Producing high-quality imagery on a mobile platform like a UAV poses some interesting challenges, including the motion of the platform and the resulting image perspectives. Onboard exploitation techniques and algorithms are employed to remove the resulting distortion present in the original imagery. Ortho-rectification uses geometric projections to remove the distortion present in the original imagery to produce geometrically correct images.
Geo-registration (the process of adjusting an image based on the relative similarity between the raw sensor data and a reference image) can be performed to stabilize the image, along with geo-location (the process of comparing the geo-registered image data to known geographical coordinates) to yield the most accurate image. Finally, this processed data, which still represents individual sensor streams, must be "stitched" or "mosaic-ed" together to create a fused image. Together, the real-time processing requirement, intense algorithmic computation, and parallel processing aspect of onboard exploitation present a huge computational load.
The long mission duration aspect of persistent surveillance (frequently multiple days) demands minimal power consumption. Often, imaging subsystems are the last to be added onto the airframe, and are subsequently allotted the smallest portion of the power budget.
Clearly, imaging subsystems based on processors that feature the lowest power consumption and the highest performance (the GigaFLOPS/watt metric) are the best choice for persistent surveillance applications. Many CPU-based boards don't meet these stringent GFLOPS/watt requirements. Graphical Processing Units (GPUs), first introduced by NVIDIA in 1999, have always had very high GFLOPS/watt metrics. Given their parallel performance potential and low power consumption, why haven't GPUs been utilized much for compute-intensive embedded computing? Programmability is one reason, and upgradeability is another.

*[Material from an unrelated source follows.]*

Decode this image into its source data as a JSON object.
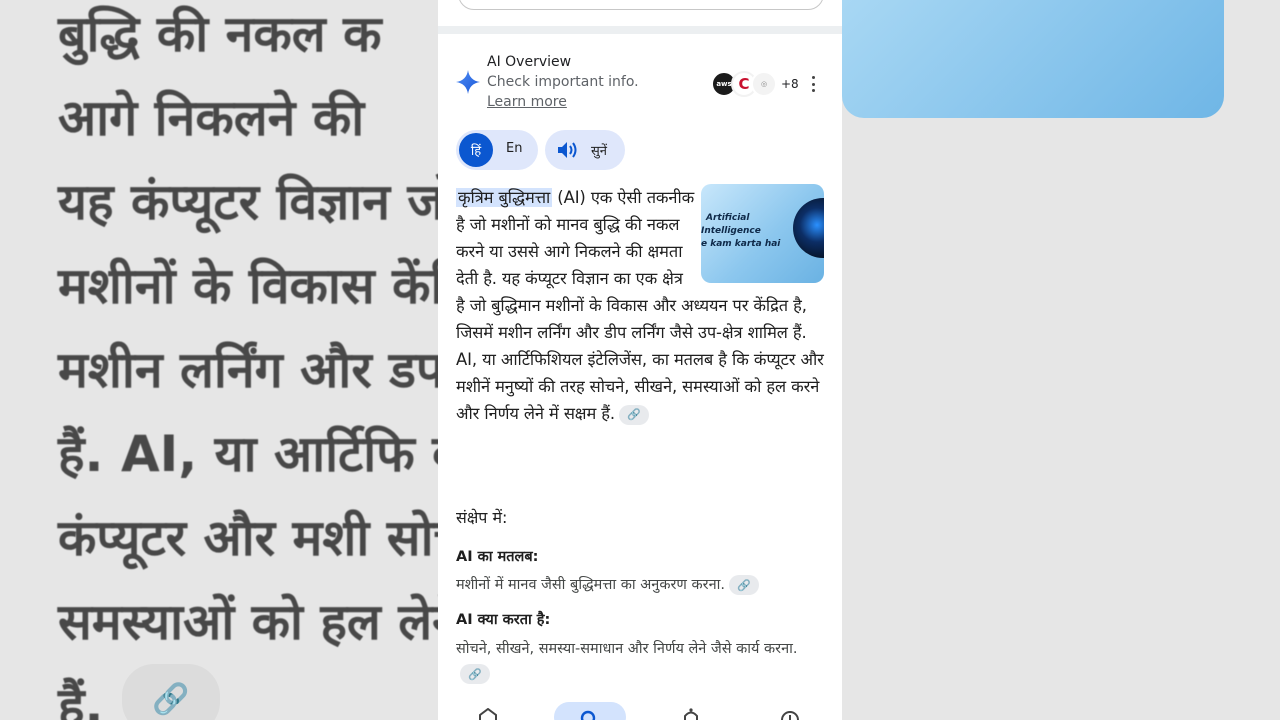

The software environment for GPUs has been notoriously non-intuitive even to proficient embedded programmers. The environment is based on graphics primitives-not high-level language constructs or even CPU assembly variants. And the basic structure of programming tools for GPUs has not offered the optimizations that programming languages for CPUs do. GPGPUs (General Purpose GPUs, from ATI, NVIDIA and others) offer familiar constructs such as well-defined APIs and indexed matrix operations.
Historically, GPUs have not been easily upgradeable; they have been discrete components soldered directly onto the printed circuit boards. Upgrading the chip as new versions become available would require a complete board respin. Many of today's GPGPUs, however, are available in a mobile PCI Express module (MXM); an easy to insert format that supports easy upgrades when new, faster GPGPUs are available. An example system that employs GPU-based processing is Mercury's Sensor Stream Computing Platform (Figure 1), a GPU-based development platform for embedded, sensor stream computing and exploitation. It is an environment that enables users to design, simulate and implement data exploitation algorithms in a low-power, high-performance 6U VXS form factor.
The Sensor Stream Computing Platform is a GPU-based development platform that enables users to design, simulate and implement data exploitation algorithms in a 6U VXS form factor.